_Instructions to follow_. Look through the records that follow. Copy every line containing the word "calendar".

_Data to process_.
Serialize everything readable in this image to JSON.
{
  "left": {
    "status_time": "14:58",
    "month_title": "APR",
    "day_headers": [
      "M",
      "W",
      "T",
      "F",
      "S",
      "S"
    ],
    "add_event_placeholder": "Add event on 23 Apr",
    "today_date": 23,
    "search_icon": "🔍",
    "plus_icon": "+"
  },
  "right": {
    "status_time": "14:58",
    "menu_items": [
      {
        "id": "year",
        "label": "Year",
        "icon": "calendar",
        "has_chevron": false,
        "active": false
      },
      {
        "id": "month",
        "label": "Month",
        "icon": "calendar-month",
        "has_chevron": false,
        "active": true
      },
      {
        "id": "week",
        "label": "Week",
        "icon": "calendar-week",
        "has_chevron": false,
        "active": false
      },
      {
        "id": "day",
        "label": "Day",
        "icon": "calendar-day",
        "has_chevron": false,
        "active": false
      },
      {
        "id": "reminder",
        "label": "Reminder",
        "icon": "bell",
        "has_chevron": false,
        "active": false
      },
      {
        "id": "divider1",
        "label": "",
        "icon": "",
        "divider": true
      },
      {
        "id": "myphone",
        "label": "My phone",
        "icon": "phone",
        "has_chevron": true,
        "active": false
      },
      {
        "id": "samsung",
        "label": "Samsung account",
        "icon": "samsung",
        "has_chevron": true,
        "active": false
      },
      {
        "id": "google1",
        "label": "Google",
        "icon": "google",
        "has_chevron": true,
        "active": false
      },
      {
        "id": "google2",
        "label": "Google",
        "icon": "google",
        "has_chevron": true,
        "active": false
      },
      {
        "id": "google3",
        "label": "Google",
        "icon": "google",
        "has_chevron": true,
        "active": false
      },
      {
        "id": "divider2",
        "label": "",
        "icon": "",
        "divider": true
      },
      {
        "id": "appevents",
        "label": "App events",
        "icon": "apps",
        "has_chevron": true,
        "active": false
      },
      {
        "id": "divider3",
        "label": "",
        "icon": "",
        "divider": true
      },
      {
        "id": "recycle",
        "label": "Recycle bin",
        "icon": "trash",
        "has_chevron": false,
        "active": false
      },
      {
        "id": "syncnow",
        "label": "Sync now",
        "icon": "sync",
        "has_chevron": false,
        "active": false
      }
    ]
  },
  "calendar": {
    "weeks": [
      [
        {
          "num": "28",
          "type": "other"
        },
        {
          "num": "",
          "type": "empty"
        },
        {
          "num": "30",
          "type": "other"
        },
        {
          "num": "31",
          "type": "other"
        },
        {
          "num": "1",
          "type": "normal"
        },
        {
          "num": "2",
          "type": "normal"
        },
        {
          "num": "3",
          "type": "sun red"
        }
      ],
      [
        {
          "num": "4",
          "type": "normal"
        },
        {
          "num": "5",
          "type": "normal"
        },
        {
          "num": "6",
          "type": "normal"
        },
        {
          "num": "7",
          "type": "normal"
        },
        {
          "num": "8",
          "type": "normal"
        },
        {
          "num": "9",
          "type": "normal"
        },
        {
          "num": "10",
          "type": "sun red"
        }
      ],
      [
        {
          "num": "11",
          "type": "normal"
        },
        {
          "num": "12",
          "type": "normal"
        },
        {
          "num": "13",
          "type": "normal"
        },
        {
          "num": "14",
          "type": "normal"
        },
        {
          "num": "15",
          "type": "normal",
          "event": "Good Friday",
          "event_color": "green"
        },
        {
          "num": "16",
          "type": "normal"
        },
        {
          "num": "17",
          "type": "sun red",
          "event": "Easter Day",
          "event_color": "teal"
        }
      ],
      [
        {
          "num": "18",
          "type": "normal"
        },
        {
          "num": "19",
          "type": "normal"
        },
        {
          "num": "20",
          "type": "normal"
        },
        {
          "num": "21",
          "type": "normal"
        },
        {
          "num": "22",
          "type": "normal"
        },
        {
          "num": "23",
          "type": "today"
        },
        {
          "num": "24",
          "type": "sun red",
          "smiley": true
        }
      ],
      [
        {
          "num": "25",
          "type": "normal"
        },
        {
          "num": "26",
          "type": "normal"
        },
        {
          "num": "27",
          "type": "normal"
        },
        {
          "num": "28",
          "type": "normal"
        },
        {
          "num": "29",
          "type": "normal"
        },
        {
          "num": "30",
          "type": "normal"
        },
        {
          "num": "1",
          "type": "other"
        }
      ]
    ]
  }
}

_Your solution_.
        "icon": "calendar",
        "icon": "calendar-month",
        "icon": "calendar-week",
        "icon": "calendar-day",
  "calendar": {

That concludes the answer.